Data items:
··········

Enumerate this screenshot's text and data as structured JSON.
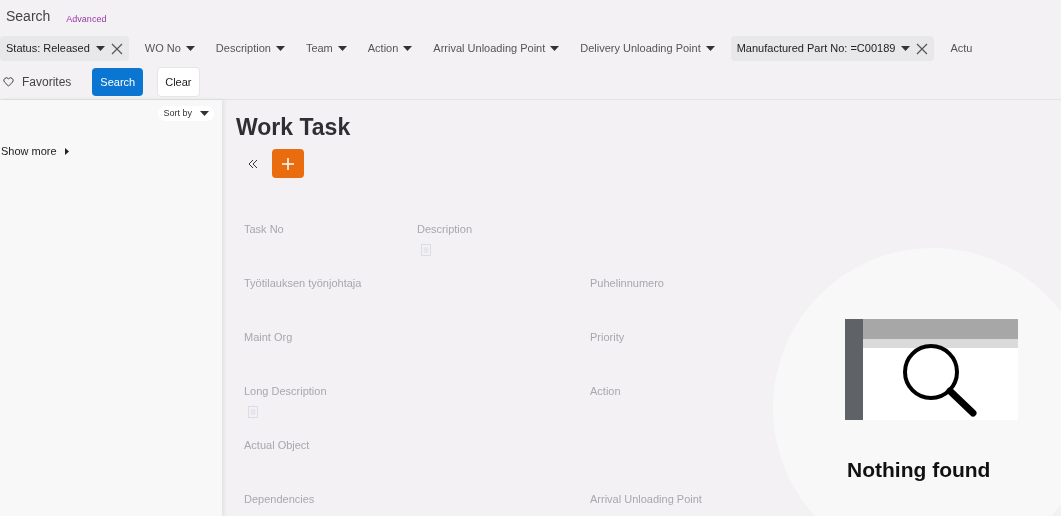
{
  "search": {
    "title": "Search",
    "advanced_link": "Advanced"
  },
  "filters": [
    {
      "label": "Status: Released",
      "active": true
    },
    {
      "label": "WO No",
      "active": false
    },
    {
      "label": "Description",
      "active": false
    },
    {
      "label": "Team",
      "active": false
    },
    {
      "label": "Action",
      "active": false
    },
    {
      "label": "Arrival Unloading Point",
      "active": false
    },
    {
      "label": "Delivery Unloading Point",
      "active": false
    },
    {
      "label": "Manufactured Part No: =C00189",
      "active": true
    },
    {
      "label": "Actu",
      "active": false
    }
  ],
  "favorites": "Favorites",
  "search_button": "Search",
  "clear_button": "Clear",
  "sidebar": {
    "sort_by": "Sort by",
    "show_more": "Show more"
  },
  "page_title": "Work Task",
  "form_rows": [
    {
      "left": {
        "label": "Task No",
        "note": false
      },
      "middle": {
        "label": "Description",
        "note": true
      }
    },
    {
      "left": {
        "label": "Työtilauksen työnjohtaja",
        "note": false
      },
      "right": {
        "label": "Puhelinnumero",
        "note": false
      }
    },
    {
      "left": {
        "label": "Maint Org",
        "note": false
      },
      "right": {
        "label": "Priority",
        "note": false
      }
    },
    {
      "left": {
        "label": "Long Description",
        "note": true
      },
      "right": {
        "label": "Action",
        "note": false
      }
    },
    {
      "left": {
        "label": "Actual Object",
        "note": false
      }
    },
    {
      "left": {
        "label": "Dependencies",
        "note": false
      },
      "right": {
        "label": "Arrival Unloading Point",
        "note": false
      }
    }
  ],
  "empty_state": {
    "message": "Nothing found"
  }
}
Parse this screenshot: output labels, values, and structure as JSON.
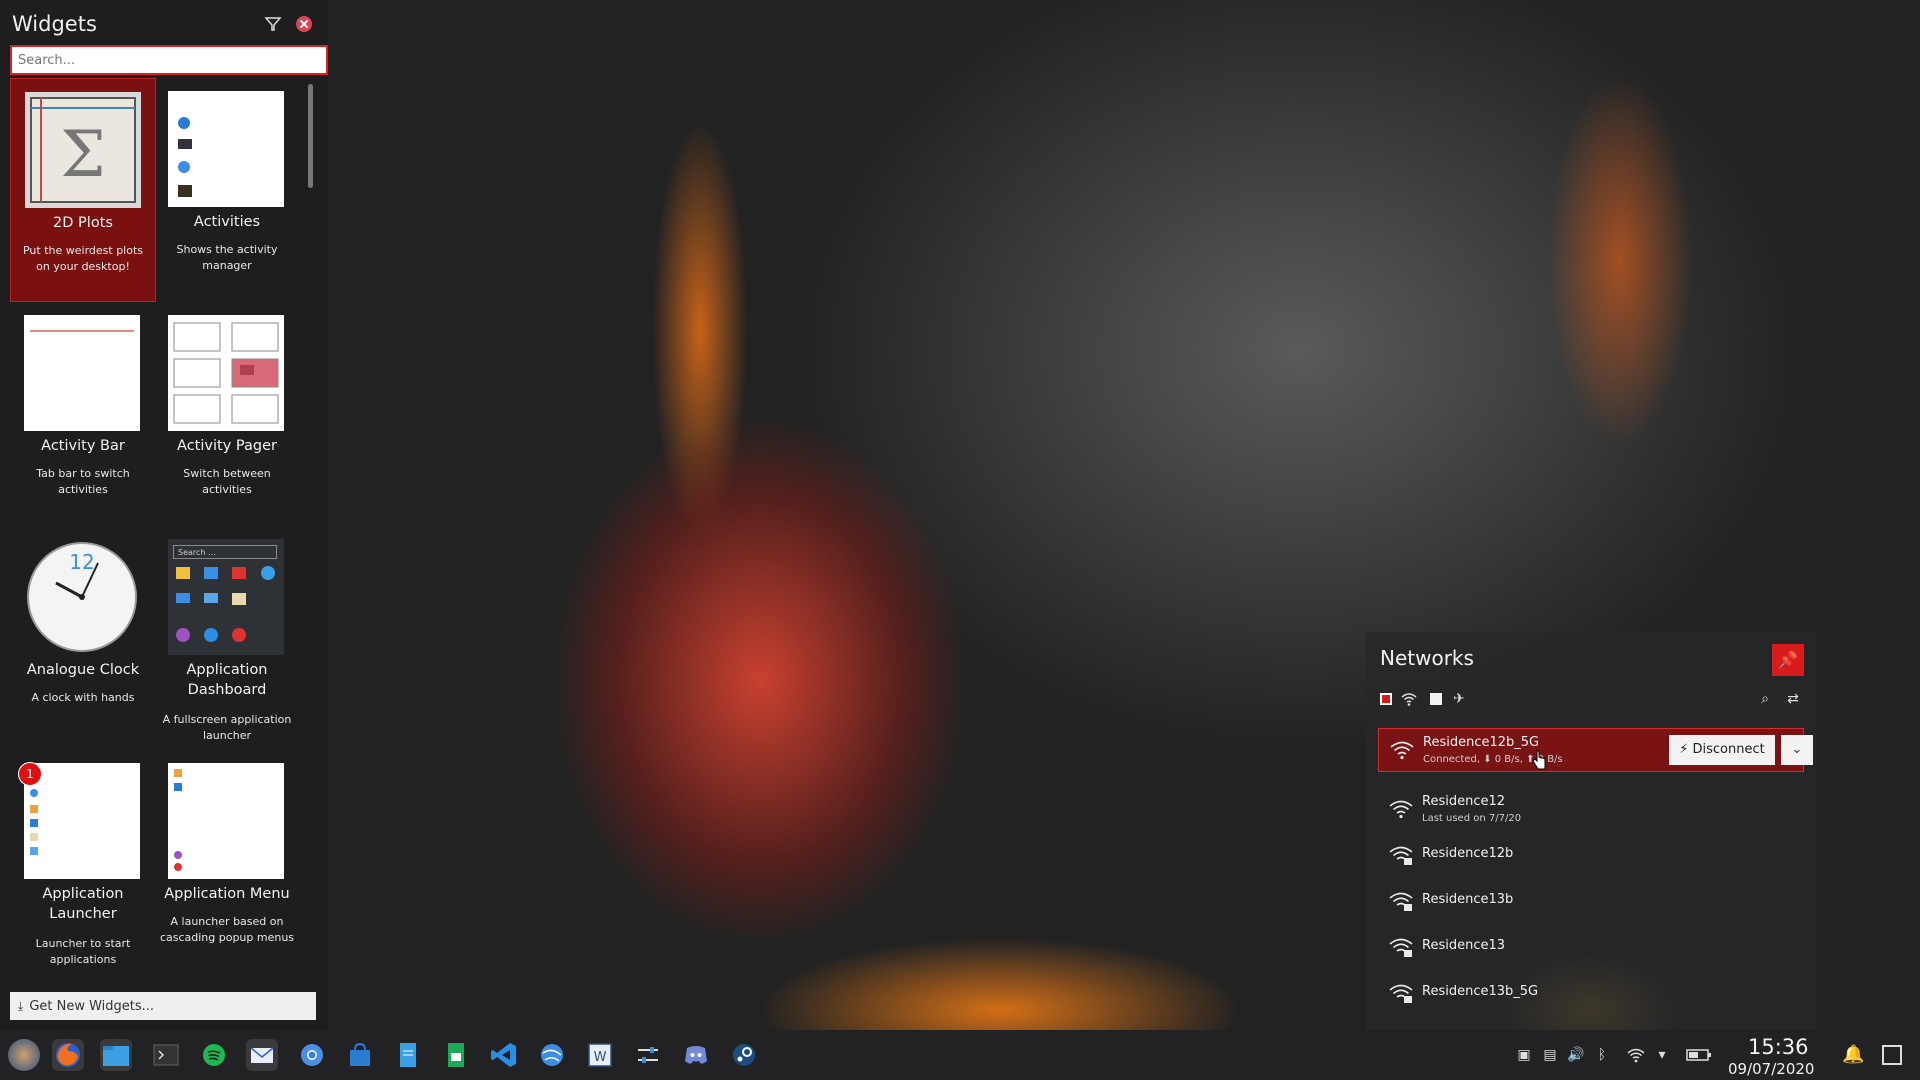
{
  "widgets_panel": {
    "title": "Widgets",
    "search_placeholder": "Search...",
    "get_new_label": "Get New Widgets...",
    "badge_count": "1",
    "widgets": [
      {
        "name": "2D Plots",
        "desc": "Put the weirdest plots on your desktop!"
      },
      {
        "name": "Activities",
        "desc": "Shows the activity manager"
      },
      {
        "name": "Activity Bar",
        "desc": "Tab bar to switch activities"
      },
      {
        "name": "Activity Pager",
        "desc": "Switch between activities"
      },
      {
        "name": "Analogue Clock",
        "desc": "A clock with hands"
      },
      {
        "name": "Application Dashboard",
        "desc": "A fullscreen application launcher"
      },
      {
        "name": "Application Launcher",
        "desc": "Launcher to start applications"
      },
      {
        "name": "Application Menu",
        "desc": "A launcher based on cascading popup menus"
      }
    ],
    "dashboard_search": "Search ..."
  },
  "networks": {
    "title": "Networks",
    "disconnect_label": "Disconnect",
    "items": [
      {
        "name": "Residence12b_5G",
        "sub": "Connected, ⬇ 0 B/s, ⬆ 0 B/s"
      },
      {
        "name": "Residence12",
        "sub": "Last used on 7/7/20"
      },
      {
        "name": "Residence12b",
        "sub": ""
      },
      {
        "name": "Residence13b",
        "sub": ""
      },
      {
        "name": "Residence13",
        "sub": ""
      },
      {
        "name": "Residence13b_5G",
        "sub": ""
      }
    ]
  },
  "taskbar": {
    "time": "15:36",
    "date": "09/07/2020",
    "apps": [
      "app-launcher",
      "firefox",
      "dolphin",
      "konsole",
      "spotify",
      "thunderbird",
      "chromium",
      "discover",
      "kate",
      "libreoffice-calc",
      "vscode",
      "browser",
      "wps-writer",
      "settings",
      "discord",
      "steam"
    ]
  },
  "colors": {
    "accent": "#d81c1c",
    "selected_bg": "#7a1414",
    "panel_bg": "#1e1e20",
    "taskbar_bg": "#222224"
  }
}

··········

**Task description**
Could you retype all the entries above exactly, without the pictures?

**Task result**
Enumerate this screenshot's text and data as structured JSON.
{
  "search": {
    "title": "Search",
    "advanced_link": "Advanced"
  },
  "filters": [
    {
      "label": "Status: Released",
      "active": true
    },
    {
      "label": "WO No",
      "active": false
    },
    {
      "label": "Description",
      "active": false
    },
    {
      "label": "Team",
      "active": false
    },
    {
      "label": "Action",
      "active": false
    },
    {
      "label": "Arrival Unloading Point",
      "active": false
    },
    {
      "label": "Delivery Unloading Point",
      "active": false
    },
    {
      "label": "Manufactured Part No: =C00189",
      "active": true
    },
    {
      "label": "Actu",
      "active": false
    }
  ],
  "favorites": "Favorites",
  "search_button": "Search",
  "clear_button": "Clear",
  "sidebar": {
    "sort_by": "Sort by",
    "show_more": "Show more"
  },
  "page_title": "Work Task",
  "form_rows": [
    {
      "left": {
        "label": "Task No",
        "note": false
      },
      "middle": {
        "label": "Description",
        "note": true
      }
    },
    {
      "left": {
        "label": "Työtilauksen työnjohtaja",
        "note": false
      },
      "right": {
        "label": "Puhelinnumero",
        "note": false
      }
    },
    {
      "left": {
        "label": "Maint Org",
        "note": false
      },
      "right": {
        "label": "Priority",
        "note": false
      }
    },
    {
      "left": {
        "label": "Long Description",
        "note": true
      },
      "right": {
        "label": "Action",
        "note": false
      }
    },
    {
      "left": {
        "label": "Actual Object",
        "note": false
      }
    },
    {
      "left": {
        "label": "Dependencies",
        "note": false
      },
      "right": {
        "label": "Arrival Unloading Point",
        "note": false
      }
    }
  ],
  "empty_state": {
    "message": "Nothing found"
  }
}
Parse this screenshot: output labels, values, and structure as JSON.
{
  "widgets_panel": {
    "title": "Widgets",
    "search_placeholder": "Search...",
    "get_new_label": "Get New Widgets...",
    "badge_count": "1",
    "widgets": [
      {
        "name": "2D Plots",
        "desc": "Put the weirdest plots on your desktop!"
      },
      {
        "name": "Activities",
        "desc": "Shows the activity manager"
      },
      {
        "name": "Activity Bar",
        "desc": "Tab bar to switch activities"
      },
      {
        "name": "Activity Pager",
        "desc": "Switch between activities"
      },
      {
        "name": "Analogue Clock",
        "desc": "A clock with hands"
      },
      {
        "name": "Application Dashboard",
        "desc": "A fullscreen application launcher"
      },
      {
        "name": "Application Launcher",
        "desc": "Launcher to start applications"
      },
      {
        "name": "Application Menu",
        "desc": "A launcher based on cascading popup menus"
      }
    ],
    "dashboard_search": "Search ..."
  },
  "networks": {
    "title": "Networks",
    "disconnect_label": "Disconnect",
    "items": [
      {
        "name": "Residence12b_5G",
        "sub": "Connected, ⬇ 0 B/s, ⬆ 0 B/s"
      },
      {
        "name": "Residence12",
        "sub": "Last used on 7/7/20"
      },
      {
        "name": "Residence12b",
        "sub": ""
      },
      {
        "name": "Residence13b",
        "sub": ""
      },
      {
        "name": "Residence13",
        "sub": ""
      },
      {
        "name": "Residence13b_5G",
        "sub": ""
      }
    ]
  },
  "taskbar": {
    "time": "15:36",
    "date": "09/07/2020",
    "apps": [
      "app-launcher",
      "firefox",
      "dolphin",
      "konsole",
      "spotify",
      "thunderbird",
      "chromium",
      "discover",
      "kate",
      "libreoffice-calc",
      "vscode",
      "browser",
      "wps-writer",
      "settings",
      "discord",
      "steam"
    ]
  },
  "colors": {
    "accent": "#d81c1c",
    "selected_bg": "#7a1414",
    "panel_bg": "#1e1e20",
    "taskbar_bg": "#222224"
  }
}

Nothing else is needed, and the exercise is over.